A sad irony at this point, it appears none of the kings had sought the LORD’S blessing, and even the godly king of Judah had failed to call a prophet for counsel until the extremity of his need. A servant of Israel’s king answered the king of Judah, and said, “Here is Elisha the son of Shaphat, which poured water on the hands of Elijah” (3:11).

Elisha, though he had been known as Elijah’s servant, was providentially the counsel of not one king, but three kings who sought his wisdom: “So the king of Israel and Jehoshaphat and the king of Edom went down to him” (3:12).

Evidencing the faith and spirit of Elijah, Elisha rebuked Jehoram, the king of Israel, saying, “What have I to do with thee? get thee to the prophets of thy father, and to the prophets of thy mother [i.e. false prophets of Baal]. And the king of Israel said unto him, Nay: for the Lord hath called these three kings together, to deliver them into the hand of Moab” (3:13). Elisha asserted, he would give the word of the LORD, not for Jehoram, but because he had respect for Jehoshaphat the king of Judah (3:14).

Sending for a musician, the prophet apparently delivered the word from the LORD with a song, and instructed the kings, “Thus saith the Lord, Make this valley full of ditches” (3:16). Though the kings would see no wind or sign of rain, they were to prepare reservoirs to contain the waters the LORD promised He would send for the men and their animals (3:17). Elisha promised their obedience and step of faith would be rewarded, and the LORD would deliver the Moabites into the hands of the kings (3:18-21).

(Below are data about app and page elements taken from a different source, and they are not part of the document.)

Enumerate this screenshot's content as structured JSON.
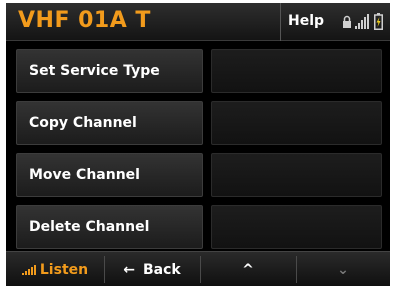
{
  "header": {
    "title": "VHF 01A T",
    "help_label": "Help",
    "icons": [
      "lock-icon",
      "signal-icon",
      "battery-icon"
    ]
  },
  "menu": {
    "items": [
      {
        "label": "Set Service Type",
        "value": ""
      },
      {
        "label": "Copy Channel",
        "value": ""
      },
      {
        "label": "Move Channel",
        "value": ""
      },
      {
        "label": "Delete Channel",
        "value": ""
      }
    ]
  },
  "softkeys": {
    "listen": "Listen",
    "back": "Back",
    "back_glyph": "←",
    "up_glyph": "^",
    "down_glyph": "⌄"
  },
  "colors": {
    "accent": "#f29b1c",
    "background": "#000000",
    "text": "#ffffff",
    "disabled": "#777777"
  }
}
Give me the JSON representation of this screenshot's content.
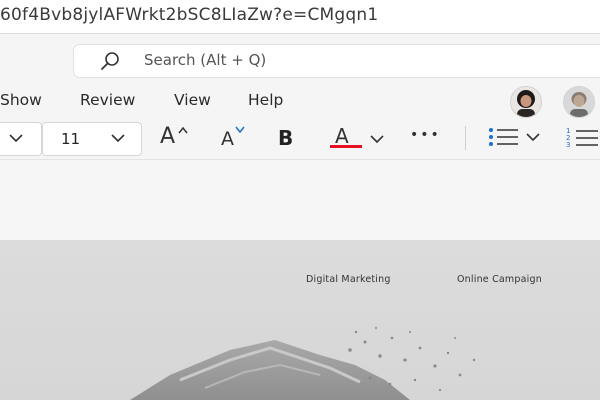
{
  "browser": {
    "url_fragment": "60f4Bvb8jylAFWrkt2bSC8LIaZw?e=CMgqn1"
  },
  "search": {
    "placeholder": "Search (Alt + Q)"
  },
  "menu": {
    "items": [
      "Show",
      "Review",
      "View",
      "Help"
    ]
  },
  "toolbar": {
    "font_size": "11",
    "grow_font_label": "A",
    "shrink_font_label": "A",
    "bold_label": "B",
    "font_color_label": "A",
    "font_color_accent": "#e81123",
    "more_label": "•••"
  },
  "document": {
    "nav_items": [
      "Digital Marketing",
      "Online Campaign"
    ]
  },
  "icons": [
    "search-icon",
    "chevron-down-icon",
    "grow-font-icon",
    "shrink-font-icon",
    "bold-icon",
    "font-color-icon",
    "more-icon",
    "bullets-icon",
    "numbering-icon",
    "avatar"
  ]
}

When the Moabites heard the kings had come to war against them, they prepared for war and rose up early in the morning. Looking over the desert, “the sun shone upon the water, and the Moabites saw the water on the other side as red as blood” (3:22). Because the red of the waters looked like blood, the Moabites mistakenly believed the armies had turned on one another (3:23). When they came upon the encampment, the Israelites rose against the Moabites, and drove them back through their own cities (3:24-25).

When the king of Moab realized the battle was lost, he sought to break through a line of Edomite soldiers (3:26). In desperation, and apparently to appease his false gods, the king of Moab sacrificed his eldest son, and the heir to his throne, “and offered him for a burnt offering upon the wall” (3:27). Such an act was abhorrent to God’s people, but stirred the Moabites to a “great indignation against Israel,” and the kings of Israel, Judah, and Edom “returned to their own land” (3:27)

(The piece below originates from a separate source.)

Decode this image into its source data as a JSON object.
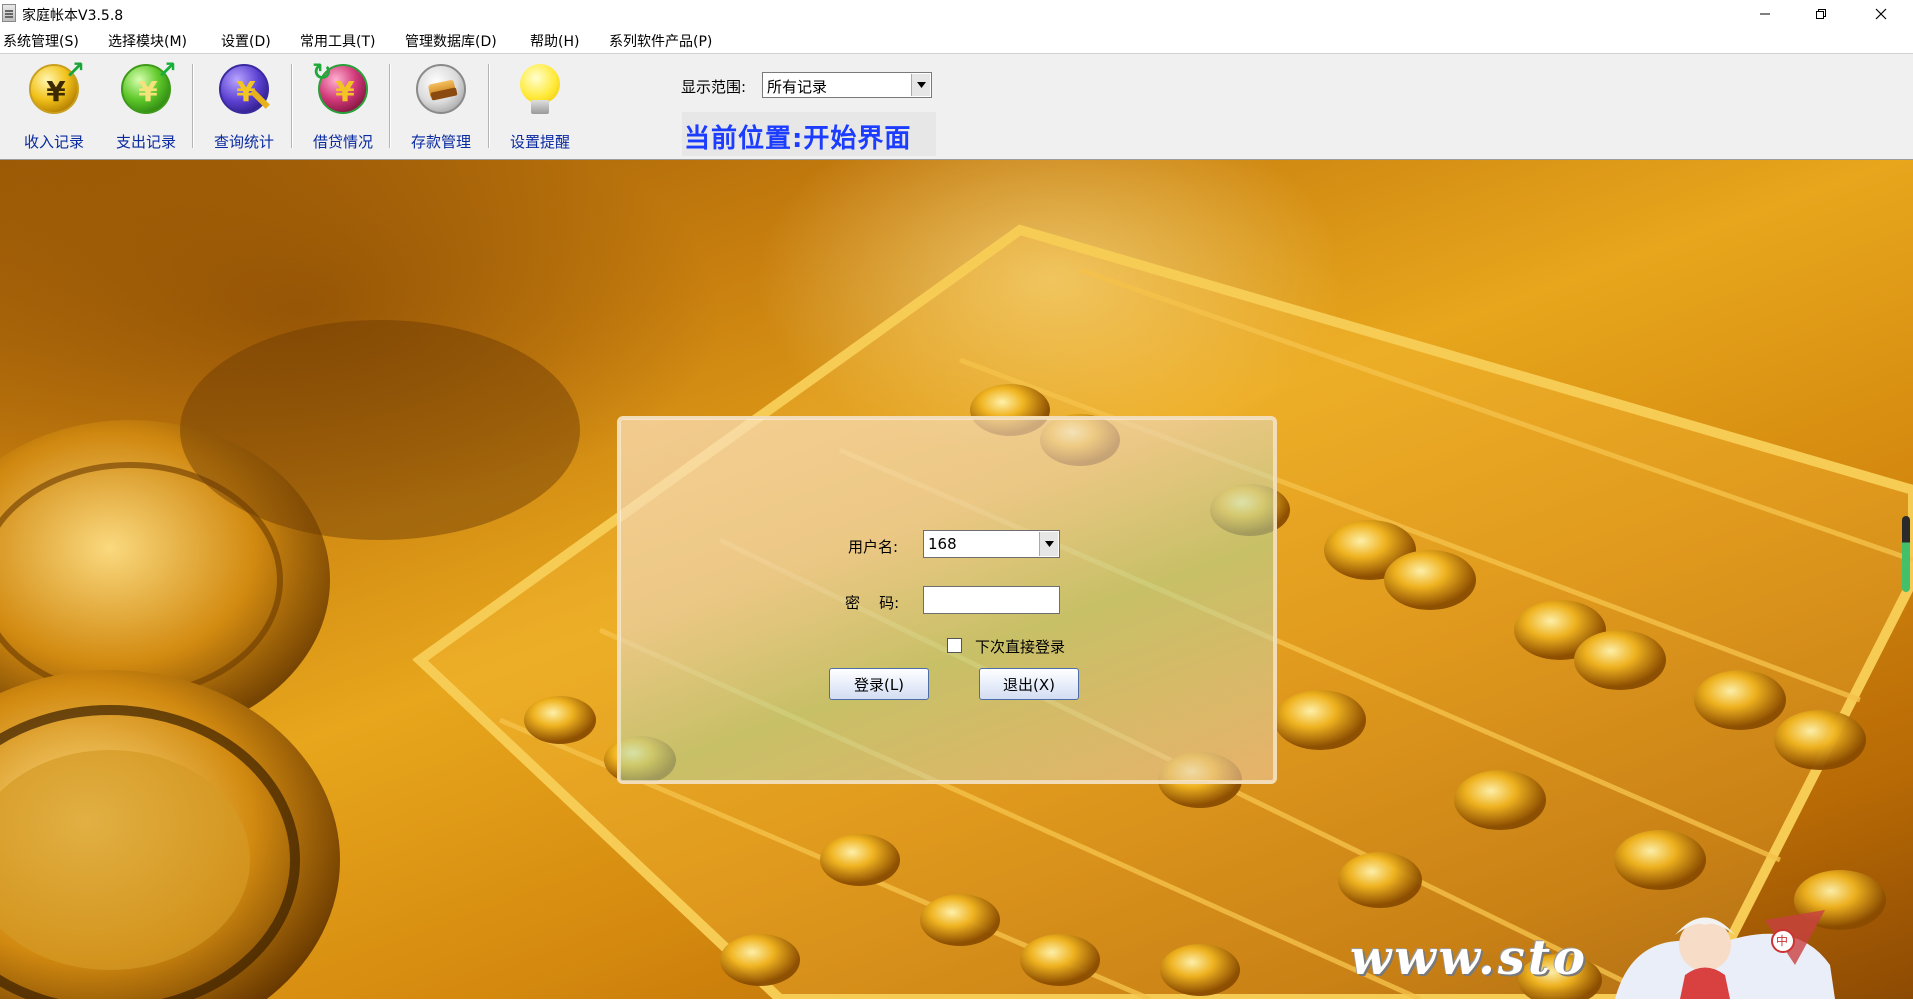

2 Kings 4

Briefly, notice in 2 Kings 4 that Elisha’s ministry as the prophet of God to Israel was validated by four miracles. The first was multiplying a widow’s oil to pay her debts and save her sons from becoming bond slaves (4:1-7).   The second miracle brought blessing to a childless woman and her elderly husband with a son as a reward for their household serving as Elisha’s benefactors (4:8-17).  A third miracle raised that same couples’ son from the dead (4:18-37).  Finally, Elisha turned a pot of poison pottage into one that nourished the “sons of the prophets” (4:38-44).

Closing thoughts – While the miracles performed by Elisha gained him standing in Israel and before the people, they nevertheless had no lasting effect on moving the nation to turn to the LORD.

Repentance and revival come through brokenness, humility, prayer, surrender, and obedience.

2 Chronicles 7:14 14If my people, which are called by my name, shall humble themselves, and pray, and seek my face, and turn from their wicked ways; then will I hear from heaven, and will forgive their sin, and will heal their land.

Copyright © 2021 – Travis D. Smith